---------- RECORDS SHOWN

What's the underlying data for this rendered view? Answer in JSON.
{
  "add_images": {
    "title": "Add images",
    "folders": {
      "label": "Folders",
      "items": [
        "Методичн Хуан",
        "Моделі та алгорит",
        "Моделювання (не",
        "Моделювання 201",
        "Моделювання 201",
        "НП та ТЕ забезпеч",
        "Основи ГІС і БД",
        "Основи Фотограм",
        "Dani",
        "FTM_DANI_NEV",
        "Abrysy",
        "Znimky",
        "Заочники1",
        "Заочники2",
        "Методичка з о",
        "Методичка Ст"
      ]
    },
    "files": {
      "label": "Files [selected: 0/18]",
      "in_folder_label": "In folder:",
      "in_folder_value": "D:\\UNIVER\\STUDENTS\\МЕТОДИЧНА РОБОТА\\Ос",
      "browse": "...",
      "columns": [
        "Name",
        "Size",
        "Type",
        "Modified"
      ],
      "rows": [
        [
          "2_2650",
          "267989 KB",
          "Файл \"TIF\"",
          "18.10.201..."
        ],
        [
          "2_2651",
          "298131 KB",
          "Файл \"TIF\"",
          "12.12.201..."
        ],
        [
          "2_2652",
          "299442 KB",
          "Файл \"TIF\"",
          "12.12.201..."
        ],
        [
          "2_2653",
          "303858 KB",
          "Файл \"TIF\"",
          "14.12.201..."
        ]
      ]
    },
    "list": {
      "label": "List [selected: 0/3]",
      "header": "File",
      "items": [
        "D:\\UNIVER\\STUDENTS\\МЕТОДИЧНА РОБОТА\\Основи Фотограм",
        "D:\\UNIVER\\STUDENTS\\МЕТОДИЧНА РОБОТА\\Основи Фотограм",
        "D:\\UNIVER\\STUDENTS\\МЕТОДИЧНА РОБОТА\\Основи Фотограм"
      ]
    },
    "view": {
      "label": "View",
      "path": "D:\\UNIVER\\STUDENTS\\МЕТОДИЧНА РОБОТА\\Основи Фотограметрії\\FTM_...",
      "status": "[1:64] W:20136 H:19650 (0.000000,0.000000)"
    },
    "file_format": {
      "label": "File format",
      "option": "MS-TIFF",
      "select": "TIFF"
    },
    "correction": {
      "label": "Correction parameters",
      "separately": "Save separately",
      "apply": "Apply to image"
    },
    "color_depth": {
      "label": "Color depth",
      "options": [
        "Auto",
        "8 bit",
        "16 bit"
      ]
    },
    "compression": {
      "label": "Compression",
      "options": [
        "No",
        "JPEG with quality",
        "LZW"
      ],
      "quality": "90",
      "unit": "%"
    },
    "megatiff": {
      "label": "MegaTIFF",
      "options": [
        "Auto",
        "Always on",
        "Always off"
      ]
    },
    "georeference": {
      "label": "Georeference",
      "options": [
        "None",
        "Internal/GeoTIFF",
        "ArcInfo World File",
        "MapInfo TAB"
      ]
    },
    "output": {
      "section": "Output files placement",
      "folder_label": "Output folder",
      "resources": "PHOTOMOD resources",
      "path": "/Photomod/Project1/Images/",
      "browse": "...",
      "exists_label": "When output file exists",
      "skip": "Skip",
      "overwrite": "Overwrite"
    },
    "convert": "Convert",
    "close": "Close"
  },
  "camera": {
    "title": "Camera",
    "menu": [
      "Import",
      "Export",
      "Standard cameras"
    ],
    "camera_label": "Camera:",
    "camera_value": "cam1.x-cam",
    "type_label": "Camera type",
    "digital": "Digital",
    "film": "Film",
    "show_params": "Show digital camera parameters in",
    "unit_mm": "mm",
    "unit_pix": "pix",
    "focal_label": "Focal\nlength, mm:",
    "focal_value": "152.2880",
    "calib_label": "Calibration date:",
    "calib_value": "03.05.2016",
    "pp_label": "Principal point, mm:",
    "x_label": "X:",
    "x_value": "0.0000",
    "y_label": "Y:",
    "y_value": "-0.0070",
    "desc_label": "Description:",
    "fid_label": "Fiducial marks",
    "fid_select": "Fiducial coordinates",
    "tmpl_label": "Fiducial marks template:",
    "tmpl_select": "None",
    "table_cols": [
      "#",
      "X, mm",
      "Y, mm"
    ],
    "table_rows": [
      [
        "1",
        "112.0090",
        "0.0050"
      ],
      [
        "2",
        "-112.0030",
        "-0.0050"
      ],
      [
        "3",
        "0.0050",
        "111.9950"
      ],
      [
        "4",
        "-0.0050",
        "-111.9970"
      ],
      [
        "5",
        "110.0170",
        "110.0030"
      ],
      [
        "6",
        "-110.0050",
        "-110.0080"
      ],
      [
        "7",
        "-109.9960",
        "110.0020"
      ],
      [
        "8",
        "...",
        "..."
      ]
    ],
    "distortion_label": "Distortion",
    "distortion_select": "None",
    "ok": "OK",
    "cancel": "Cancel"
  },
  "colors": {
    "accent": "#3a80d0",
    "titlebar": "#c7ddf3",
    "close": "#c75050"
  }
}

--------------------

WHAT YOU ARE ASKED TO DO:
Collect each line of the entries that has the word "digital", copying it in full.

SOLVED EXERCISE:
    "digital": "Digital",
    "show_params": "Show digital camera parameters in",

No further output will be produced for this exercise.